"""
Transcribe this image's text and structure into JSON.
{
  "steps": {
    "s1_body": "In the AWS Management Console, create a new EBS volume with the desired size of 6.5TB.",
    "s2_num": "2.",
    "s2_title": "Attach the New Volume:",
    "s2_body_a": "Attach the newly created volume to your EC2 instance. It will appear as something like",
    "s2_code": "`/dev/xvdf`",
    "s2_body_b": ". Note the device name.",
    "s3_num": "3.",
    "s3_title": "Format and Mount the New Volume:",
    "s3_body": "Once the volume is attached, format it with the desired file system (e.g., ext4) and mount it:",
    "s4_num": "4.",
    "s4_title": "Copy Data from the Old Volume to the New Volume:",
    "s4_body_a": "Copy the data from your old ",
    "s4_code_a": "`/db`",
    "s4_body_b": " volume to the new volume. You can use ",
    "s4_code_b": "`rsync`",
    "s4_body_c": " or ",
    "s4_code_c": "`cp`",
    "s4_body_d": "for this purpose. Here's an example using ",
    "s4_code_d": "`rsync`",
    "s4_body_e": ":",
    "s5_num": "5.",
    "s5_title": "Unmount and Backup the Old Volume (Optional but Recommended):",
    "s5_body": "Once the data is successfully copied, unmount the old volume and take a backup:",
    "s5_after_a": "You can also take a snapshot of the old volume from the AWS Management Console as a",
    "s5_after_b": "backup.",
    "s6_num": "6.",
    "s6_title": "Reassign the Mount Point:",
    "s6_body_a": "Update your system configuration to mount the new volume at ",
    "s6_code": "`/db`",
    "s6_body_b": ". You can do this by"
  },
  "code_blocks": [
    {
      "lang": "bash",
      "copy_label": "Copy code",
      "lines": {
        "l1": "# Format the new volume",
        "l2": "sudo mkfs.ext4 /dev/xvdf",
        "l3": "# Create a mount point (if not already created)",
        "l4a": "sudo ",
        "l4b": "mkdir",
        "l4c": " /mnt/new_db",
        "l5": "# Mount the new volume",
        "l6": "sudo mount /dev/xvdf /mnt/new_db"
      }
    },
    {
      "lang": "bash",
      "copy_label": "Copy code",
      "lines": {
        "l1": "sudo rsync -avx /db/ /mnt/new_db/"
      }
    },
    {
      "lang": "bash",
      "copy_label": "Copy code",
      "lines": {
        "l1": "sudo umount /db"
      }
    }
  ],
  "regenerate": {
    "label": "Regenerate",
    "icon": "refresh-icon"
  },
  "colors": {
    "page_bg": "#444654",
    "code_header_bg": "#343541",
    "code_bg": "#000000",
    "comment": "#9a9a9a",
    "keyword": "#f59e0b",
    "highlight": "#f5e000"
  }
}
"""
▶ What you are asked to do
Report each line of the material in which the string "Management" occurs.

▶ Exercise output
    "s1_body": "In the AWS Management Console, create a new EBS volume with the desired size of 6.5TB.",
    "s5_after_a": "You can also take a snapshot of the old volume from the AWS Management Console as a",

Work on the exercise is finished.